[Element data from apps and pages]
============

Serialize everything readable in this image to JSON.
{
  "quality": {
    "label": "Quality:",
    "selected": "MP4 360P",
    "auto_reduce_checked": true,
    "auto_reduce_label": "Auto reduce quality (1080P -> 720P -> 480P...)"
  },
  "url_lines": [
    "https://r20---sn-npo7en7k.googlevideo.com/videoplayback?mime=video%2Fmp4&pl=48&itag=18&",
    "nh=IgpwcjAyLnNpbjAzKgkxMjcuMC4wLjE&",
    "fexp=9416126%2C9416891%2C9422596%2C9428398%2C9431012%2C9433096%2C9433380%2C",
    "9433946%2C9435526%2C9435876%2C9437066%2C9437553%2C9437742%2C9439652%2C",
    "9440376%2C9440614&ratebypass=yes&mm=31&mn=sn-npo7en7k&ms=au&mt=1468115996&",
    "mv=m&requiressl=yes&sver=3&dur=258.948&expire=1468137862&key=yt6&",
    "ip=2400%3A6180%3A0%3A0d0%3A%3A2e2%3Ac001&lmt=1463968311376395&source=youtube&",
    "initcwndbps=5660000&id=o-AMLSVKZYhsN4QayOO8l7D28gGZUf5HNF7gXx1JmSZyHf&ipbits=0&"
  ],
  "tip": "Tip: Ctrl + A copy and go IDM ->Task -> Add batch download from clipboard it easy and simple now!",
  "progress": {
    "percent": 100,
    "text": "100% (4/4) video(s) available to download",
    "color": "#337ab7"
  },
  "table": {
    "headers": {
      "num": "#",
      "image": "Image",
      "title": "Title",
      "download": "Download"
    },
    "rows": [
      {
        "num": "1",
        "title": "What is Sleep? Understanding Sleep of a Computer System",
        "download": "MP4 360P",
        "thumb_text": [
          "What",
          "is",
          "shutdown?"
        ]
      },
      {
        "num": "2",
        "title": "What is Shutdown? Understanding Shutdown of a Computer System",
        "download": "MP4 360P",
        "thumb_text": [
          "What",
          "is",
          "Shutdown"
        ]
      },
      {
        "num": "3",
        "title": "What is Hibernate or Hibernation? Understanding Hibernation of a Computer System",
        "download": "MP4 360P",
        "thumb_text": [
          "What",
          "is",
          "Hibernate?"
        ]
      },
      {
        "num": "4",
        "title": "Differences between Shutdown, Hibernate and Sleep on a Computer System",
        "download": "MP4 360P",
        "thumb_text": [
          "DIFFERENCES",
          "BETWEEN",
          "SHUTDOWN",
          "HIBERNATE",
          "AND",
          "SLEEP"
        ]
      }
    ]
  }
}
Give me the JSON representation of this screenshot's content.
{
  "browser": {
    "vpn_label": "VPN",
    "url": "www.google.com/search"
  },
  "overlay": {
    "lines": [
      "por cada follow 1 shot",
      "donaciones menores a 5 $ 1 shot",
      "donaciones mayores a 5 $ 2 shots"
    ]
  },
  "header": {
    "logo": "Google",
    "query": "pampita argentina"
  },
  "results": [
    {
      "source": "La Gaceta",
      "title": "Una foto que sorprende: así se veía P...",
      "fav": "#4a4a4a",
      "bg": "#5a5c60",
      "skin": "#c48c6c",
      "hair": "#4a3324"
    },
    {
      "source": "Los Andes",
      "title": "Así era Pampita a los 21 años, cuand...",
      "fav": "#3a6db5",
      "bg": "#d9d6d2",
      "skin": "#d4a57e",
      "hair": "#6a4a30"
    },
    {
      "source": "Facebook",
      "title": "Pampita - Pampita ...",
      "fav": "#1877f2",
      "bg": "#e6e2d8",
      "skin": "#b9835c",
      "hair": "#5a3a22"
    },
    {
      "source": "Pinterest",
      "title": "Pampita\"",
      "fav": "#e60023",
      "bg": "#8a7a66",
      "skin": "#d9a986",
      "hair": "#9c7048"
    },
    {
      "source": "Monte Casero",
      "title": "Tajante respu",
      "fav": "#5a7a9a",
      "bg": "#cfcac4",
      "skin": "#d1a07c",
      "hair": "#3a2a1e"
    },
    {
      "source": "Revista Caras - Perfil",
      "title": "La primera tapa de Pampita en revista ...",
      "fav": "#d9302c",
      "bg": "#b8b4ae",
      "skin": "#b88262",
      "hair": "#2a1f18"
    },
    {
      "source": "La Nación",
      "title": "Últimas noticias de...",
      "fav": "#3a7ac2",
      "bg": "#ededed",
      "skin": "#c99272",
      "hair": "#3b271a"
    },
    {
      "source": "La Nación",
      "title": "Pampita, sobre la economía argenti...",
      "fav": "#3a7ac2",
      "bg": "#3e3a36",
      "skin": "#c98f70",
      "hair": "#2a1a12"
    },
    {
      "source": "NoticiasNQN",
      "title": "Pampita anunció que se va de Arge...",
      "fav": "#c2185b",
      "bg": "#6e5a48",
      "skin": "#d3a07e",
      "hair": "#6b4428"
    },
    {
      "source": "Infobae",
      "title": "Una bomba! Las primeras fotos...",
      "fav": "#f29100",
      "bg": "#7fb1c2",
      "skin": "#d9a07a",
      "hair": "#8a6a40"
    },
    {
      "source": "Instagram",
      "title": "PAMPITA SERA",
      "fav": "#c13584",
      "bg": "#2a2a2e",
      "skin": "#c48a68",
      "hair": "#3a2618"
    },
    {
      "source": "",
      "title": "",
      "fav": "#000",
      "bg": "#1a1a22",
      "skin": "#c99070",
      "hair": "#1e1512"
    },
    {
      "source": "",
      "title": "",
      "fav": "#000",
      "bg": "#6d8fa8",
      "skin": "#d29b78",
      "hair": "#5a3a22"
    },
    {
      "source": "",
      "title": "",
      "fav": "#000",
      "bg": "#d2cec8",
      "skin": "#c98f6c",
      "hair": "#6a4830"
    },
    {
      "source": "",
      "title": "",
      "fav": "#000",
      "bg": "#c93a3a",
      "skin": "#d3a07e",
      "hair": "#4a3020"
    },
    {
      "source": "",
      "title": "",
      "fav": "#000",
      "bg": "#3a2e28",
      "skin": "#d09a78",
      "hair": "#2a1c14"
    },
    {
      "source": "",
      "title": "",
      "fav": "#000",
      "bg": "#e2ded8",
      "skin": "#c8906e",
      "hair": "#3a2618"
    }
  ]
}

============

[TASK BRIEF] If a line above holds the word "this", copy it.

[RESPONSE BELOW]
Serialize everything readable in this image to JSON.
Give me the JSON representation of this screenshot's content.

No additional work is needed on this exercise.